2020 had the lowest number of executions in 10 years. Worldwide, the number of executions decreased by 26% compared to 2019 and by 70% compared to the peak year 2015. Amnesty International reports in their annual report on the death penalty.
Amnesty International recorded 483 executions in 18 countries in 2020, disregarding those countries that regard death penalty data as state secrets or for which there is limited information. Examples include China, North Korea, Syria, and Vietnam.
According to the human rights organization, this decrease is due to a reduction in some countries that apply the death penalty. To a lesser extent, it is also due to an interruption due to the corona crisis. Methods used to carry out an execution were decapitation, electrocution, hanging, lethal injection, and shooting with firearms.
Yet, there are also countries that have increased the number of executions. For example, three times more people were executed in Egypt than in 2019. The top five countries with the most executions were China (estimate: thousands), Iran (246+), Egypt (107+), Iraq (45+), and Saudi Arabia (27).
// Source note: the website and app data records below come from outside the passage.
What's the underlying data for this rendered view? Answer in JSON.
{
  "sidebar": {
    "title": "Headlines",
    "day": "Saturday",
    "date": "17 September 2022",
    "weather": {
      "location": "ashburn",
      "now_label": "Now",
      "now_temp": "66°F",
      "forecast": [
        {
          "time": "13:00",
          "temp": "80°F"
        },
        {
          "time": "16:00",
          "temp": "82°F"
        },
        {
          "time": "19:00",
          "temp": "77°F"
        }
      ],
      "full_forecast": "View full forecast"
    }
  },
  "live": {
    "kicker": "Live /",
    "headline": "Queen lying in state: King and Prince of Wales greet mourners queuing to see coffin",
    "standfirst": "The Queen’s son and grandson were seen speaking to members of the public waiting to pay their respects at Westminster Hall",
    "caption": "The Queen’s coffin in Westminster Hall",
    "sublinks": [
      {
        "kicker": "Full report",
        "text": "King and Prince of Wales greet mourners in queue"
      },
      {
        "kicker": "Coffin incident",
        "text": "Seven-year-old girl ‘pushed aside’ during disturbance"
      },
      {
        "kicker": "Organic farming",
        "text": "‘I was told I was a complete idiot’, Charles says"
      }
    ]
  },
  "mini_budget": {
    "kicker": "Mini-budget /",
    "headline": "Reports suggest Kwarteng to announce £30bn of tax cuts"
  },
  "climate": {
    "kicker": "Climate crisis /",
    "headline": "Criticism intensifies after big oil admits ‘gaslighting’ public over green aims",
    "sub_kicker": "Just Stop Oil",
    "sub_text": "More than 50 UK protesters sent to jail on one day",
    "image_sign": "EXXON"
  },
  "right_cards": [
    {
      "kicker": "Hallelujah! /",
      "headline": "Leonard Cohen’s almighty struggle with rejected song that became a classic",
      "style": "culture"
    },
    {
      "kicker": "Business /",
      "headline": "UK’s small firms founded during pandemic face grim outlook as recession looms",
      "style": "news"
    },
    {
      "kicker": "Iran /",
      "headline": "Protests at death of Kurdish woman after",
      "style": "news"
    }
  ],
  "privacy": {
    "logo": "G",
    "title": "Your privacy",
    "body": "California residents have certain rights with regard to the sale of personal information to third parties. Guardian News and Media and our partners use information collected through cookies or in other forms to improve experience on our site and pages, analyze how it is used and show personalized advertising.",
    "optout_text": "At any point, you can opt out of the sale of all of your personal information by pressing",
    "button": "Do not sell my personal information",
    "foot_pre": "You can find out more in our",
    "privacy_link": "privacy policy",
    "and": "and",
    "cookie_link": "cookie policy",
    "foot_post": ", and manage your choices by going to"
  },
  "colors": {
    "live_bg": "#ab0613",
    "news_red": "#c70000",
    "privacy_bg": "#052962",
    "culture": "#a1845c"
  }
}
It is estimated that there are thousands of executions every year in China. However, these cannot be included in the grand total because the data is state secret. At least one person was also executed in China for a corona violation.
Several people in Egypt were executed for matters related to political violence. This happened after unfair trials in which confessions were coerced. On the other hand, Iran used the death penalty against dissidents, protesters, and ethnic minority groups.
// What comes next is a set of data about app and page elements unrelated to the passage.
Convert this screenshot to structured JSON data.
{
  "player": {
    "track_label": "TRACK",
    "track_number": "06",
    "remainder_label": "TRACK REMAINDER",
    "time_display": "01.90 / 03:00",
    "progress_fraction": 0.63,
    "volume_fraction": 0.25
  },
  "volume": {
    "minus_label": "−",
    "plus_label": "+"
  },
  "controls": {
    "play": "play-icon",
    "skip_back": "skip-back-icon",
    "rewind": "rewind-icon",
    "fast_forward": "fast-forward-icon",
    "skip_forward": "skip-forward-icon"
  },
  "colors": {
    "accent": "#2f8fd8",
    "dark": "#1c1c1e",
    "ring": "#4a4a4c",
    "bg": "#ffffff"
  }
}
In the United States, federal executions resumed under the Trump administration. This happened after a 17-year Hiatus. It was the only country in the Americas to carry out the death penalty in 2020. Ten people were executed in less than six months. Oman, India, Qatar, and Taiwan have also resumed executions.
Consequences of corona on legal aid
The corona measures also affected access to legal aid in several countries. This is also the case in the US, where lawyers indicated that they could not do investigative work and were not allowed to have personal contact with their clients.
“The death penalty is a disgusting punishment, and continuing to carry out executions in the midst of a pandemic further accentuates its inherent cruelty. Resisting an execution is difficult in normal times. The pandemic made it impossible for many death row inmates to see a lawyer or legal representative in person. Anyone who wanted to provide assistance had to expose themselves to major – but completely avoidable – health risks. Using the death penalty in these circumstances is a very blatant attack on human rights,” says Wies De Graeve.
But there is also other news. Bahrain, Belarus, Japan, Pakistan, Singapore, and Sudan had no executions in 2020, while they did in 2019. The number of death sentences handed down has also fallen. The death penalty was handed down 1,477 times, of which Amnesty International is aware. That is a decrease of 36% compared to 2019. 2020 is the third year in a row with the lowest number of executions in 10 years.
Chad and the US state of Colorado abolished the death penalty in 2020. In 2021, the US state of Virginia was added. By April 2021, 144 countries had removed the death penalty in law or in practice. One hundred eight of these had the death penalty dropped for all crimes. Amnesty International expects this trend to continue.
“More countries than ever – 123 – support the UN General Assembly’s call for a moratorium on executions. As a result, the pressure on the other countries to join this is increasing. In the US, Virginia was recently the first southern state to abolish the death penalty, and Congress is debating bills that should lead to an abolition of the death penalty at the federal level. We call on the US Congress to support legislative initiatives to abolish the death penalty. We urge the leaders of countries that have not yet abolished the death penalty to put a definitive end to these state-approved killings by 2021. We will continue to campaign until the death penalty is abolished, everywhere, once and for all,” concludes Wies De Graeve.